To aid you further in each stage, you have four different power-ups and are free to use one of those power-ups once in a stage. One slows down time. One restores your health. One sets out a wave that destroys nearby black objects, and the last sets up a shield that will take so much damage from the black objects before it fails. You will have to strategize when to use these and which you wish to use. They are very easy to use to increase your score, especially when there are lots of colored as well as black objects on the screen at the same time.
Finishing a stage has various objectives. The first objectives are score counts, and these star objectives are how you unlock stages later on in the game. There are also objectives towards perfecting the stages by clearing them without taking damage, getting 100% completion on all of the colors, or meeting the secret Minute Man enemies that are in each stage.

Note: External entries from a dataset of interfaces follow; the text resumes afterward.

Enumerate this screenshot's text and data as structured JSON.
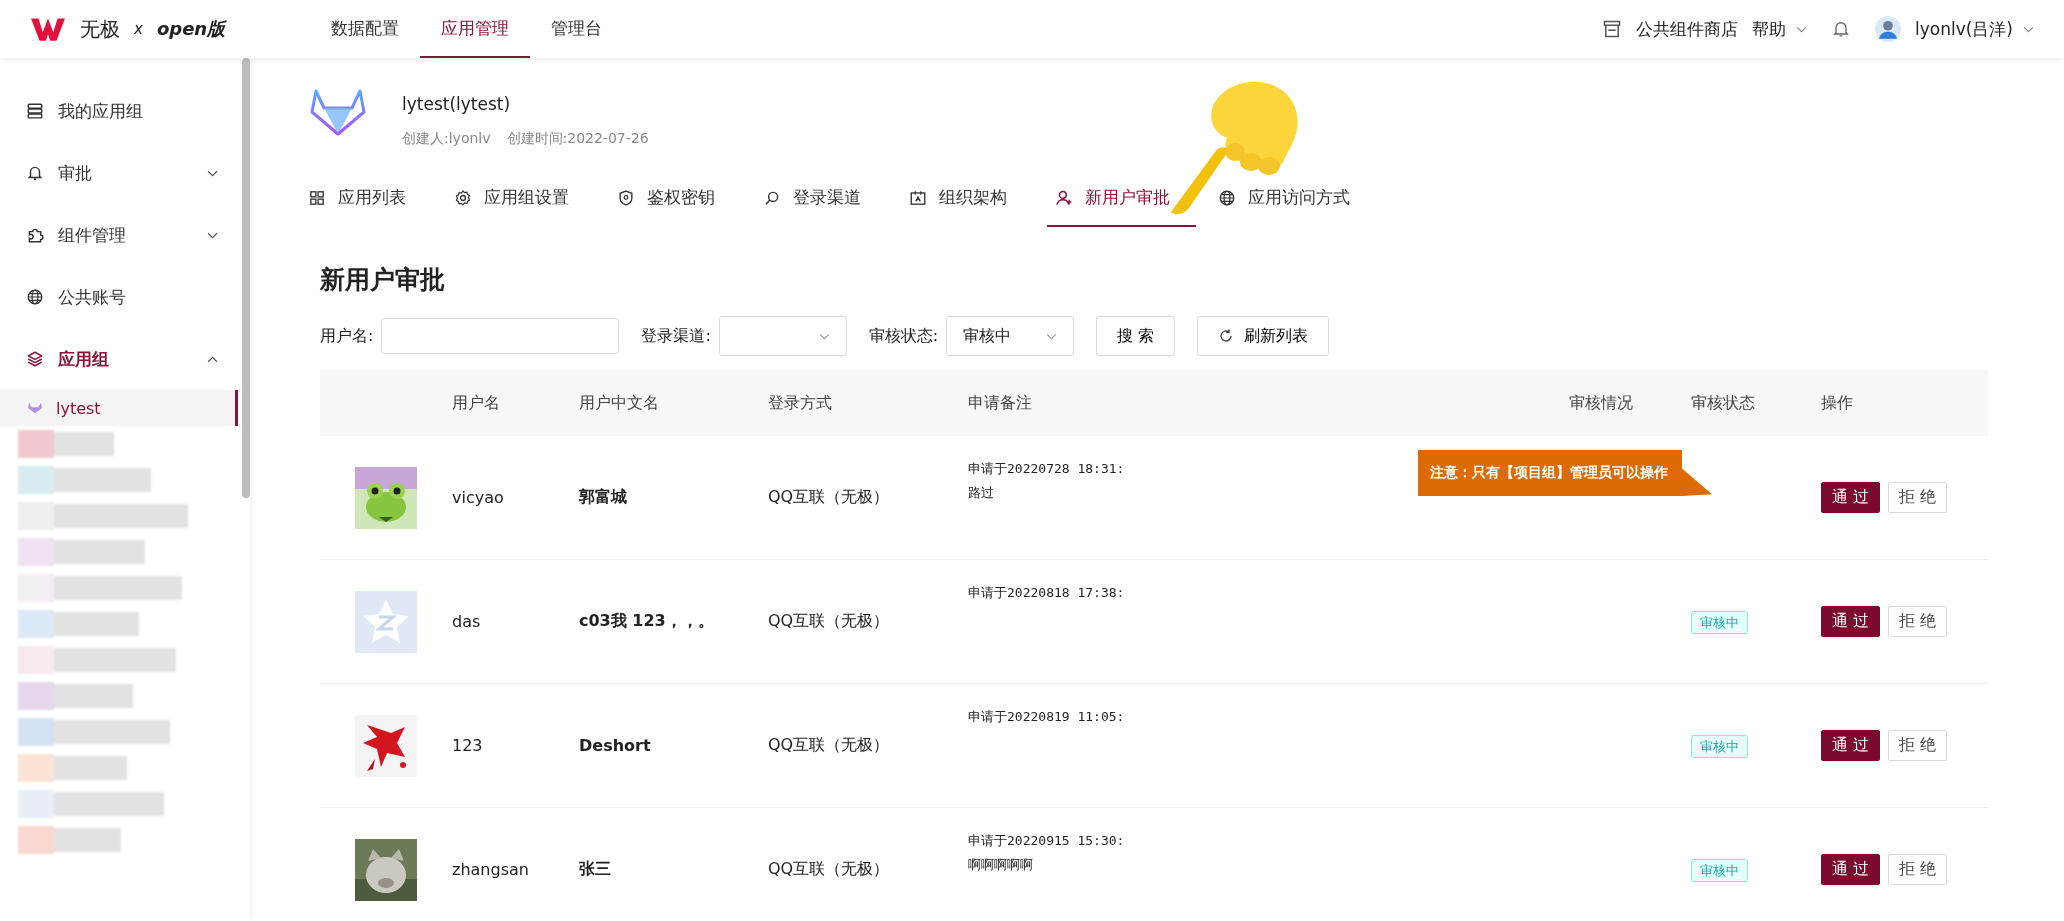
{
  "top_bar": {
    "brand": "无极",
    "brand_separator": "x",
    "brand_edition": "open版",
    "nav": [
      {
        "label": "数据配置",
        "selected": false
      },
      {
        "label": "应用管理",
        "selected": true
      },
      {
        "label": "管理台",
        "selected": false
      }
    ],
    "store": "公共组件商店",
    "help": "帮助",
    "user": "lyonlv(吕洋)"
  },
  "sidebar": {
    "items": [
      {
        "label": "我的应用组",
        "kind": "link",
        "selected": false
      },
      {
        "label": "审批",
        "kind": "group",
        "expanded": false,
        "selected": false
      },
      {
        "label": "组件管理",
        "kind": "group",
        "expanded": false,
        "selected": false
      },
      {
        "label": "公共账号",
        "kind": "link",
        "selected": false
      },
      {
        "label": "应用组",
        "kind": "group",
        "expanded": true,
        "selected": true,
        "children": [
          {
            "label": "lytest",
            "selected": true
          }
        ]
      }
    ],
    "blurred_items": [
      {
        "color": "#f0c8cf"
      },
      {
        "color": "#d8ecef"
      },
      {
        "color": "#eeeeee"
      },
      {
        "color": "#efe2f3"
      },
      {
        "color": "#f3eef3"
      },
      {
        "color": "#dbe8f6"
      },
      {
        "color": "#f6eaf0"
      },
      {
        "color": "#e5d8ec"
      },
      {
        "color": "#d3e2f3"
      },
      {
        "color": "#fbe3d6"
      },
      {
        "color": "#e8edf6"
      },
      {
        "color": "#f8d8d0"
      }
    ]
  },
  "project": {
    "name": "lytest(lytest)",
    "creator": "创建人:lyonlv",
    "created": "创建时间:2022-07-26"
  },
  "tabs": [
    {
      "label": "应用列表",
      "selected": false
    },
    {
      "label": "应用组设置",
      "selected": false
    },
    {
      "label": "鉴权密钥",
      "selected": false
    },
    {
      "label": "登录渠道",
      "selected": false
    },
    {
      "label": "组织架构",
      "selected": false
    },
    {
      "label": "新用户审批",
      "selected": true
    },
    {
      "label": "应用访问方式",
      "selected": false
    }
  ],
  "heading": "新用户审批",
  "filters": {
    "username_label": "用户名:",
    "channel_label": "登录渠道:",
    "status_label": "审核状态:",
    "status_value": "审核中",
    "search_button": "搜 索",
    "refresh_button": "刷新列表"
  },
  "table": {
    "columns": [
      "用户名",
      "用户中文名",
      "登录方式",
      "申请备注",
      "审核情况",
      "审核状态",
      "操作"
    ],
    "rows": [
      {
        "username": "vicyao",
        "cn_name": "郭富城",
        "login": "QQ互联（无极）",
        "remark": "申请于20220728 18:31:",
        "remark_note": "路过",
        "approve": "通 过",
        "reject": "拒 绝"
      },
      {
        "username": "das",
        "cn_name": "c03我 123，，。",
        "login": "QQ互联（无极）",
        "remark": "申请于20220818 17:38:",
        "status": "审核中",
        "approve": "通 过",
        "reject": "拒 绝"
      },
      {
        "username": "123",
        "cn_name": "Deshort",
        "login": "QQ互联（无极）",
        "remark": "申请于20220819 11:05:",
        "status": "审核中",
        "approve": "通 过",
        "reject": "拒 绝"
      },
      {
        "username": "zhangsan",
        "cn_name": "张三",
        "login": "QQ互联（无极）",
        "remark": "申请于20220915 15:30:",
        "remark_note": "啊啊啊啊啊",
        "status": "审核中",
        "approve": "通 过",
        "reject": "拒 绝"
      }
    ]
  },
  "callout": {
    "text": "注意：只有【项目组】管理员可以操作"
  }
}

All in all, there’s a lot to do if you want to get everything there is to get.
There are 60 stages total, so the game could potentially be finished in about an hour. This is assuming you are skilled with the game from the get-go. I would say the game will take you at least 2 or 3 hours to finish, and you can add more time if you want to go through completions. There is also a Daily Challenge aspect of the game where you can connect online and get a new stage to play through once to try to get a high score throughout everyone who plays the game.
The controls for the game are pretty easy to get used to, mostly the fact that you won’t be using the touch screen very much. You can tap the options in the menu with the touch screen, but you won’t be using the touch screen through any of the stages. That will only be used with the physical buttons, though you can also use the buttons for the menus, which is essential if you’re playing this game on the PlayStation TV.
Controlling your sphere around the stage will be done with the Left Analog Stick. The D-Pad and Right Analog Stick, just as a note, will not be used unless you’re using the menus. The rest of the controls are using the L and R triggers to change the size of your sphere and using the face buttons for the power-ups. One thing to note is that you can also use the L2, R2, L3, and R3 buttons for changing the size as well, if you’re using a PlayStation TV.
All in all, it’s a simple control scheme and the game does a very nice job of explaining how everything works.
As far as the visuals go, the game looks good. All of the visuals of the game look crisp and clear. Whether you’re playing on the Vita or on the PlayStation TV, all of the visuals look smoothed to perfection. While the visuals aren’t anything ground-breaking in 3D, what they are meant to be is achieved very well.
The game also plays well. Aside from the initial load time, the loading sequences are almost non-existent. From the menu, I hit Play Level for a stage, and less than a single second later, I was already in the stage, dodging objects. The game was definitely optimized well for the Vita and if you’re an impatient gamer, you don’t have to worry about long load times at all.
There is also no slowdown or lag as you play the game. Everything runs smooth and precise to your input. While the game does feel like it controls a bit slower on the PlayStation TV than the Vita, it has an overall great feel to it and the techno music in the background feels very fitting for the second.
Minutes is: Great
Minutes is a good choice if you’re looking for a fast-paced pick-up-and-play game. On the downside, the game only takes a couple hours to completely finish. Otherwise, you will find a fun and fast-paced game that not only will challenge your patience but is also one of the better-optimized games on the Vita as of late.